Dogs with short coats require virtually no grooming, just a brush and wipe down every so often. Pet dogs with long coats require either regular clipping every eight weeks or so (where their coats are clipped short) or there long coats need to be brushed practically every day. Show dogs, or dogs with long coats, require daily brushing or else there coat will become matted and tangled. Not only can it hurt your dog if he has tangled and matted hair, but it will also become dirty and he will look shaggy and ugly if you do not regularly brush his coat.
Today some of these jobs are performed in other ways and dogs don’t do the work they used to do. Hunting is a sport today and most of us don’t have to hunt with dogs to put food on the table. English Cocker Spaniels and Irish Setters are more popular as family pets than as hunting dogs. Dogs aren’t commonly used to kill rats today and it’s been a long time since the adorable Yorkshire Terrier, originally bred to kill vermin in textile mills, was used for this kind of work. Dogs still have some specialized uses for search and rescue, narcotics detection and other kinds of detection, along with other specialized skills such as therapy dog work, but most people don’t need to use dogs for work. Nevertheless, breeds still have their admirers. Some people love a dog’s appearance. Some people love a breed because they are from the same tiny corner of the world and they feel a kinship with the dogs of their ancestors. Some people love the temperament of a certain breed or its athletic ability. There are all kinds of reasons why people love a particular breed.
Getting a dog is not just an emotional commitment; it is also a financial one, too. But when it comes to money, not all dogs are created equal.
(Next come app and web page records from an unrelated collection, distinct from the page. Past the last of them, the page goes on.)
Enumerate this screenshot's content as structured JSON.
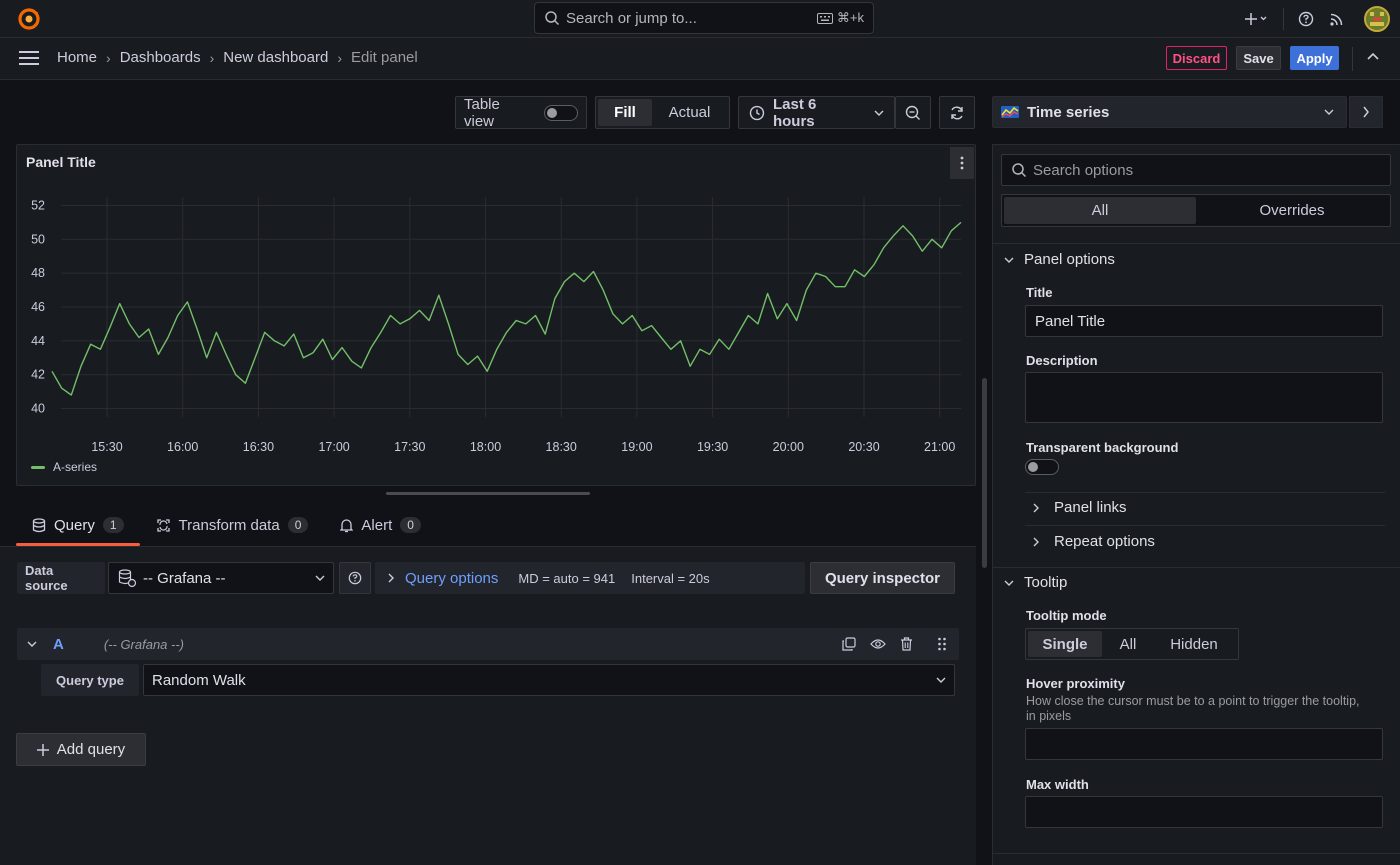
{
  "topbar": {
    "search_placeholder": "Search or jump to...",
    "search_shortcut": "⌘+k"
  },
  "breadcrumbs": [
    "Home",
    "Dashboards",
    "New dashboard",
    "Edit panel"
  ],
  "actions": {
    "discard": "Discard",
    "save": "Save",
    "apply": "Apply"
  },
  "toolbar": {
    "table_view": "Table view",
    "fill": "Fill",
    "actual": "Actual",
    "time_range": "Last 6 hours"
  },
  "panel": {
    "title": "Panel Title",
    "legend_series": "A-series",
    "series_color": "#73bf69"
  },
  "chart_data": {
    "type": "line",
    "x": [
      "15:30",
      "16:00",
      "16:30",
      "17:00",
      "17:30",
      "18:00",
      "18:30",
      "19:00",
      "19:30",
      "20:00",
      "20:30",
      "21:00"
    ],
    "y_ticks": [
      40,
      42,
      44,
      46,
      48,
      50,
      52
    ],
    "ylim": [
      39.5,
      52.5
    ],
    "grid": true,
    "legend": "bottom-left",
    "series": [
      {
        "name": "A-series",
        "values": [
          42.2,
          41.2,
          40.8,
          42.5,
          43.8,
          43.5,
          44.8,
          46.2,
          45.0,
          44.2,
          44.7,
          43.2,
          44.2,
          45.5,
          46.3,
          44.7,
          43.0,
          44.5,
          43.2,
          42.0,
          41.5,
          43.0,
          44.5,
          44.0,
          43.7,
          44.4,
          43.0,
          43.3,
          44.1,
          42.9,
          43.6,
          42.8,
          42.4,
          43.6,
          44.5,
          45.5,
          45.0,
          45.3,
          45.8,
          45.2,
          46.7,
          45.0,
          43.2,
          42.6,
          43.1,
          42.2,
          43.5,
          44.5,
          45.2,
          45.0,
          45.5,
          44.4,
          46.5,
          47.5,
          48.0,
          47.5,
          48.1,
          47.0,
          45.6,
          45.0,
          45.5,
          44.6,
          44.9,
          44.2,
          43.5,
          44.0,
          42.5,
          43.5,
          43.2,
          44.1,
          43.5,
          44.5,
          45.5,
          45.0,
          46.8,
          45.3,
          46.2,
          45.2,
          47.0,
          48.0,
          47.8,
          47.2,
          47.2,
          48.2,
          47.8,
          48.5,
          49.5,
          50.2,
          50.8,
          50.2,
          49.3,
          50.0,
          49.5,
          50.5,
          51.0
        ]
      }
    ]
  },
  "query_tabs": [
    {
      "label": "Query",
      "count": "1"
    },
    {
      "label": "Transform data",
      "count": "0"
    },
    {
      "label": "Alert",
      "count": "0"
    }
  ],
  "query": {
    "data_source_label": "Data source",
    "data_source_value": "-- Grafana --",
    "query_options_label": "Query options",
    "md": "MD = auto = 941",
    "interval": "Interval = 20s",
    "inspector": "Query inspector",
    "row_letter": "A",
    "row_ds": "(-- Grafana --)",
    "query_type_label": "Query type",
    "query_type_value": "Random Walk",
    "add_query": "Add query"
  },
  "options": {
    "viz_name": "Time series",
    "search_placeholder": "Search options",
    "all_tab": "All",
    "overrides_tab": "Overrides",
    "panel_options": "Panel options",
    "title_label": "Title",
    "title_value": "Panel Title",
    "description_label": "Description",
    "transparent_label": "Transparent background",
    "panel_links": "Panel links",
    "repeat_options": "Repeat options",
    "tooltip": "Tooltip",
    "tooltip_mode_label": "Tooltip mode",
    "tooltip_modes": [
      "Single",
      "All",
      "Hidden"
    ],
    "hover_label": "Hover proximity",
    "hover_desc": "How close the cursor must be to a point to trigger the tooltip, in pixels",
    "max_width_label": "Max width"
  }
}
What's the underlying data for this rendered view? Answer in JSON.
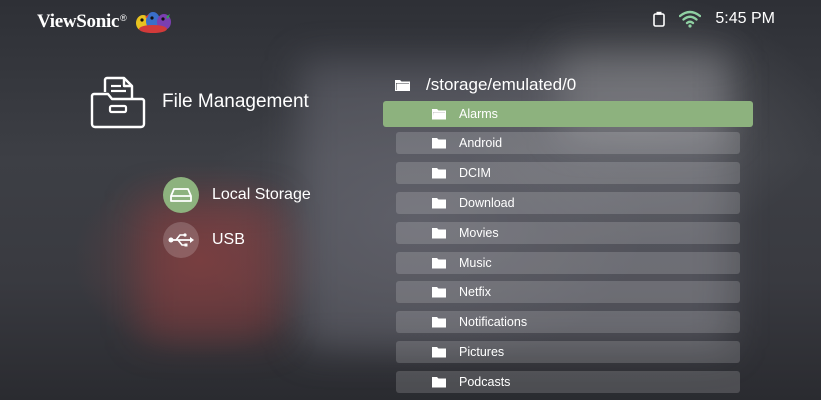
{
  "brand": {
    "name": "ViewSonic",
    "registered": "®"
  },
  "status": {
    "time": "5:45 PM"
  },
  "header": {
    "title": "File Management"
  },
  "storage": [
    {
      "label": "Local Storage",
      "icon": "hard-drive-icon",
      "active": true
    },
    {
      "label": "USB",
      "icon": "usb-icon",
      "active": false
    }
  ],
  "path": "/storage/emulated/0",
  "files": [
    {
      "name": "Alarms",
      "selected": true
    },
    {
      "name": "Android",
      "selected": false
    },
    {
      "name": "DCIM",
      "selected": false
    },
    {
      "name": "Download",
      "selected": false
    },
    {
      "name": "Movies",
      "selected": false
    },
    {
      "name": "Music",
      "selected": false
    },
    {
      "name": "Netfix",
      "selected": false
    },
    {
      "name": "Notifications",
      "selected": false
    },
    {
      "name": "Pictures",
      "selected": false
    },
    {
      "name": "Podcasts",
      "selected": false
    }
  ],
  "colors": {
    "accent": "#8db27e",
    "row": "rgba(255,255,255,0.16)"
  }
}
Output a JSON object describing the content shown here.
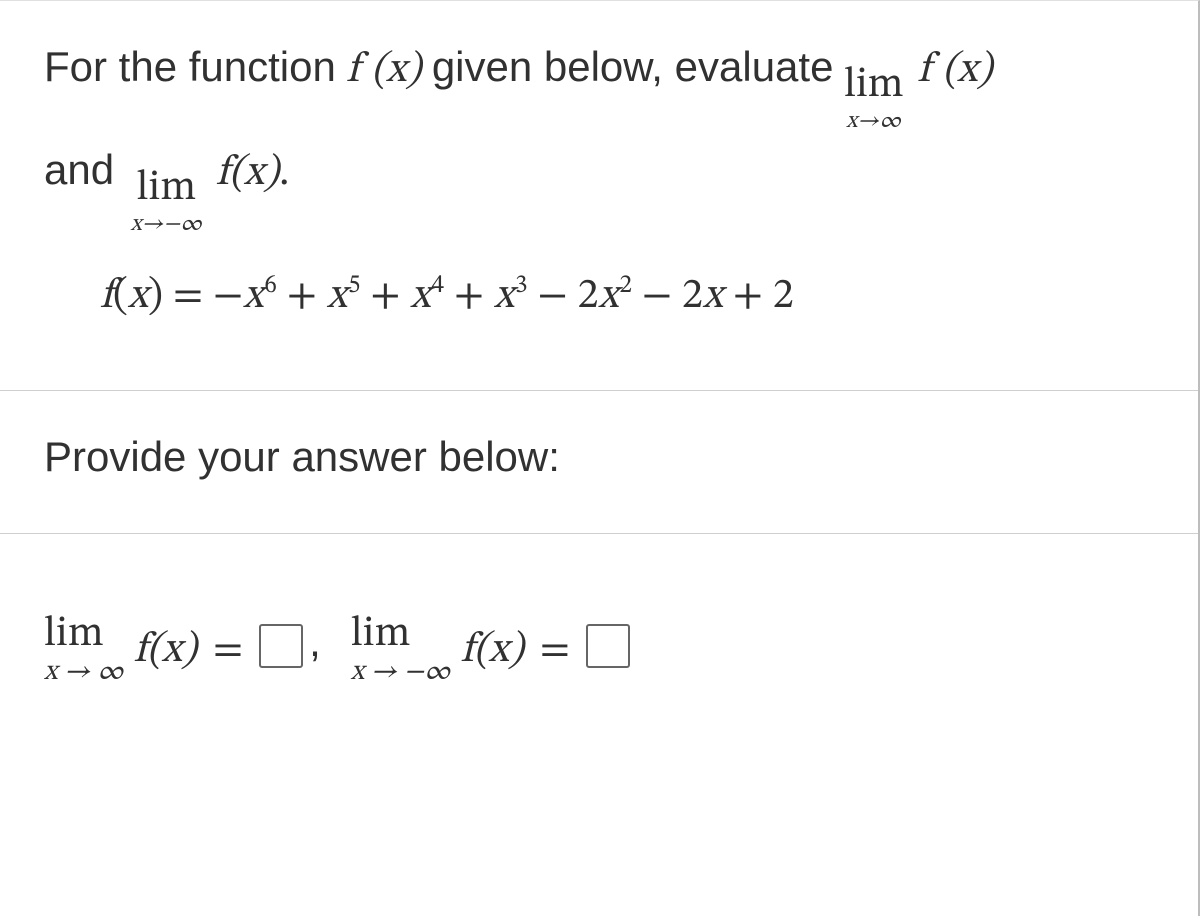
{
  "question": {
    "prefix_text": "For the function",
    "fn_name_inline": "f (x)",
    "middle_text": "given below, evaluate",
    "lim1_label": "lim",
    "lim1_sub": "x→∞",
    "lim1_expr": "f (x)",
    "and_text": "and",
    "lim2_label": "lim",
    "lim2_sub": "x→−∞",
    "lim2_expr": "f(x)",
    "period": "."
  },
  "function_def": {
    "lhs": "f(x) = ",
    "rhs_plain": "−x⁶ + x⁵ + x⁴ + x³ − 2x² − 2x + 2"
  },
  "answer_prompt": "Provide your answer below:",
  "answers": {
    "a1_lim": "lim",
    "a1_sub": "x → ∞",
    "a1_fx": "f(x)",
    "a1_eq": "=",
    "comma": ",",
    "a2_lim": "lim",
    "a2_sub": "x → −∞",
    "a2_fx": "f(x)",
    "a2_eq": "="
  }
}
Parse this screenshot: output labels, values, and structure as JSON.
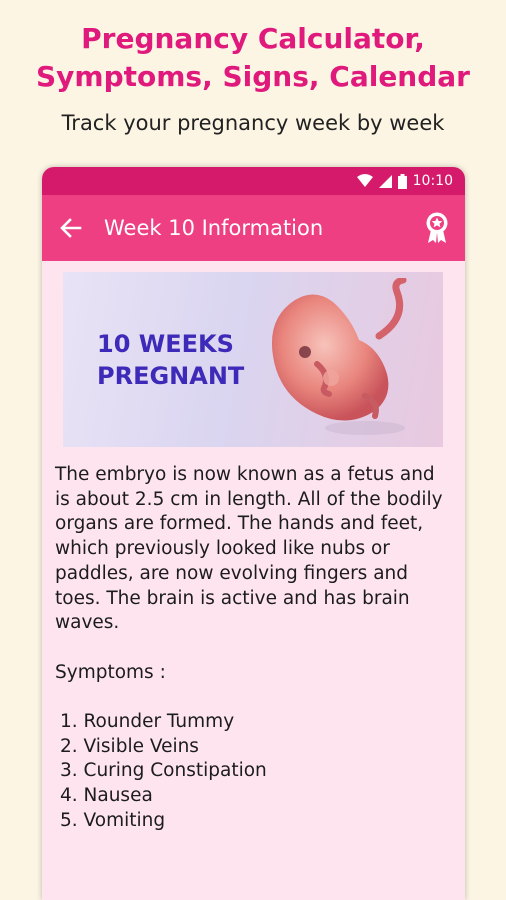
{
  "promo": {
    "title_line1": "Pregnancy Calculator,",
    "title_line2": "Symptoms, Signs, Calendar",
    "subtitle": "Track your pregnancy week by week"
  },
  "status_bar": {
    "time": "10:10"
  },
  "toolbar": {
    "title": "Week 10 Information"
  },
  "banner": {
    "line1": "10 WEEKS",
    "line2": "PREGNANT"
  },
  "content": {
    "paragraph": "The embryo is now known as a fetus and is about 2.5 cm in length. All of the bodily organs are formed. The hands and feet, which previously looked like nubs or paddles, are now evolving fingers and toes. The brain is active and has brain waves.",
    "symptoms_heading": "Symptoms :",
    "symptoms": [
      "1. Rounder Tummy",
      "2. Visible Veins",
      "3. Curing Constipation",
      "4. Nausea",
      "5. Vomiting"
    ]
  },
  "colors": {
    "accent": "#e0197c",
    "status_bar": "#d61a6b",
    "toolbar": "#ee3f82",
    "page_bg": "#fde4ef",
    "banner_text": "#3d2ab8"
  },
  "icons": [
    "wifi-icon",
    "signal-icon",
    "battery-icon",
    "back-arrow-icon",
    "award-badge-icon"
  ]
}
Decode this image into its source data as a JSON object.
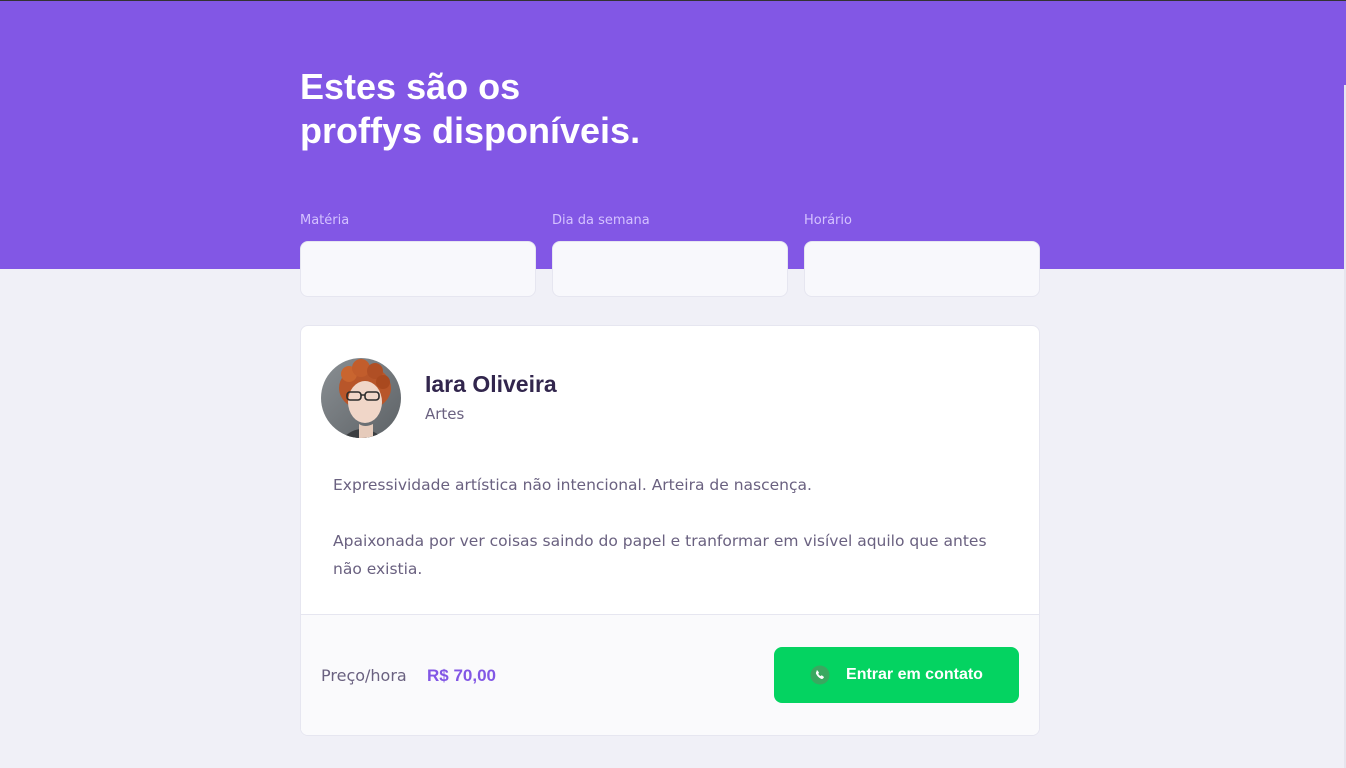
{
  "header": {
    "title_line1": "Estes são os",
    "title_line2": "proffys disponíveis."
  },
  "filters": [
    {
      "label": "Matéria",
      "value": ""
    },
    {
      "label": "Dia da semana",
      "value": ""
    },
    {
      "label": "Horário",
      "value": ""
    }
  ],
  "teacher": {
    "name": "Iara Oliveira",
    "subject": "Artes",
    "bio": [
      "Expressividade artística não intencional. Arteira de nascença.",
      "Apaixonada por ver coisas saindo do papel e tranformar em visível aquilo que antes não existia."
    ],
    "avatar": "avatar-photo"
  },
  "footer": {
    "price_label": "Preço/hora",
    "price_value": "R$ 70,00",
    "contact_label": "Entrar em contato",
    "contact_icon": "whatsapp-icon"
  },
  "colors": {
    "primary": "#8257E5",
    "background": "#F0F0F7",
    "title": "#32264D",
    "text": "#6A6180",
    "secondary": "#04D361"
  }
}
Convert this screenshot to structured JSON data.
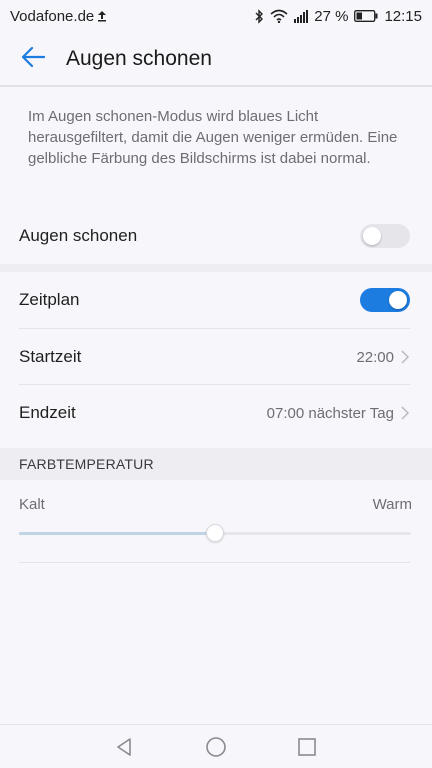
{
  "status_bar": {
    "carrier": "Vodafone.de",
    "battery_percent": "27 %",
    "time": "12:15",
    "icons": [
      "upload-icon",
      "bluetooth-icon",
      "wifi-icon",
      "signal-icon",
      "battery-icon"
    ]
  },
  "app_bar": {
    "back_icon": "arrow-left-icon",
    "title": "Augen schonen"
  },
  "description": "Im Augen schonen-Modus wird blaues Licht herausgefiltert, damit die Augen weniger ermüden. Eine gelbliche Färbung des Bildschirms ist dabei normal.",
  "settings": {
    "eye_comfort": {
      "label": "Augen schonen",
      "enabled": false
    },
    "schedule": {
      "label": "Zeitplan",
      "enabled": true
    },
    "start_time": {
      "label": "Startzeit",
      "value": "22:00"
    },
    "end_time": {
      "label": "Endzeit",
      "value": "07:00 nächster Tag"
    }
  },
  "color_temperature": {
    "header": "FARBTEMPERATUR",
    "min_label": "Kalt",
    "max_label": "Warm",
    "level": 0.5
  },
  "nav_bar": {
    "icons": [
      "back-triangle-icon",
      "home-circle-icon",
      "recents-square-icon"
    ]
  },
  "colors": {
    "accent": "#1c7ce0",
    "background": "#f7f6fb",
    "section_band": "#eeedf2"
  }
}
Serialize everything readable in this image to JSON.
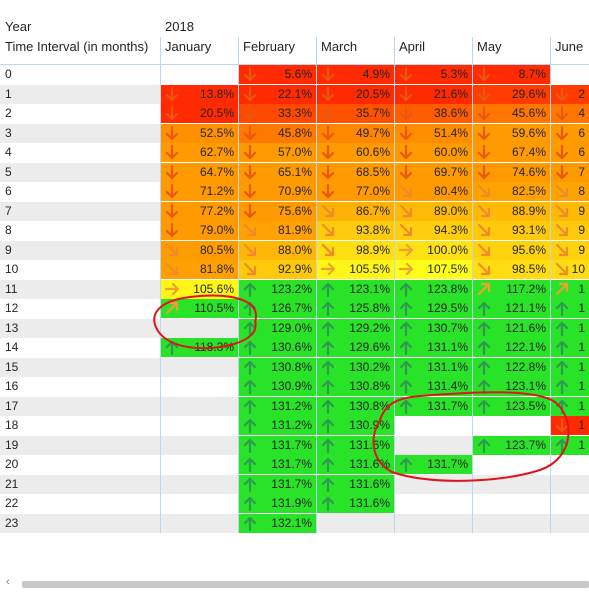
{
  "header": {
    "year_label": "Year",
    "interval_label": "Time Interval (in months)",
    "year_value": "2018",
    "months": [
      "January",
      "February",
      "March",
      "April",
      "May",
      "June"
    ]
  },
  "rows": [
    "0",
    "1",
    "2",
    "3",
    "4",
    "5",
    "6",
    "7",
    "8",
    "9",
    "10",
    "11",
    "12",
    "13",
    "14",
    "15",
    "16",
    "17",
    "18",
    "19",
    "20",
    "21",
    "22",
    "23"
  ],
  "cells": [
    [
      "",
      "5.6%",
      "4.9%",
      "5.3%",
      "8.7%",
      ""
    ],
    [
      "13.8%",
      "22.1%",
      "20.5%",
      "21.6%",
      "29.6%",
      "2"
    ],
    [
      "20.5%",
      "33.3%",
      "35.7%",
      "38.6%",
      "45.6%",
      "4"
    ],
    [
      "52.5%",
      "45.8%",
      "49.7%",
      "51.4%",
      "59.6%",
      "6"
    ],
    [
      "62.7%",
      "57.0%",
      "60.6%",
      "60.0%",
      "67.4%",
      "6"
    ],
    [
      "64.7%",
      "65.1%",
      "68.5%",
      "69.7%",
      "74.6%",
      "7"
    ],
    [
      "71.2%",
      "70.9%",
      "77.0%",
      "80.4%",
      "82.5%",
      "8"
    ],
    [
      "77.2%",
      "75.6%",
      "86.7%",
      "89.0%",
      "88.9%",
      "9"
    ],
    [
      "79.0%",
      "81.9%",
      "93.8%",
      "94.3%",
      "93.1%",
      "9"
    ],
    [
      "80.5%",
      "88.0%",
      "98.9%",
      "100.0%",
      "95.6%",
      "9"
    ],
    [
      "81.8%",
      "92.9%",
      "105.5%",
      "107.5%",
      "98.5%",
      "10"
    ],
    [
      "105.6%",
      "123.2%",
      "123.1%",
      "123.8%",
      "117.2%",
      "1"
    ],
    [
      "110.5%",
      "126.7%",
      "125.8%",
      "129.5%",
      "121.1%",
      "1"
    ],
    [
      "",
      "129.0%",
      "129.2%",
      "130.7%",
      "121.6%",
      "1"
    ],
    [
      "118.3%",
      "130.6%",
      "129.6%",
      "131.1%",
      "122.1%",
      "1"
    ],
    [
      "",
      "130.8%",
      "130.2%",
      "131.1%",
      "122.8%",
      "1"
    ],
    [
      "",
      "130.9%",
      "130.8%",
      "131.4%",
      "123.1%",
      "1"
    ],
    [
      "",
      "131.2%",
      "130.8%",
      "131.7%",
      "123.5%",
      "1"
    ],
    [
      "",
      "131.2%",
      "130.9%",
      "",
      "",
      "1"
    ],
    [
      "",
      "131.7%",
      "131.6%",
      "",
      "123.7%",
      "1"
    ],
    [
      "",
      "131.7%",
      "131.6%",
      "131.7%",
      "",
      ""
    ],
    [
      "",
      "131.7%",
      "131.6%",
      "",
      "",
      ""
    ],
    [
      "",
      "131.9%",
      "131.6%",
      "",
      "",
      ""
    ],
    [
      "",
      "132.1%",
      "",
      "",
      "",
      ""
    ]
  ],
  "colors": {
    "red": "#ff2a00",
    "orange": "#ff9a00",
    "yellow": "#ffff1a",
    "green": "#29e329",
    "band": "#ececec",
    "annotation": "#e0141e"
  },
  "icons": {
    "down": "arrow-down-icon",
    "down_right": "arrow-down-right-icon",
    "right": "arrow-right-icon",
    "up_right": "arrow-up-right-icon",
    "up": "arrow-up-icon"
  }
}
A bit of research goes a long way in discovering which dog breed is best for your budget.
In some cases, a breeds origin overlaps the boundaries of two or more countries; the dog is normally listed only in the country with which it is most commonly associated; for example, by its designated country according to the Fédération Cynologique Internationale (FCI). Some dogs, such as the Löwchen, have an uncertain origin and are listed under several countries.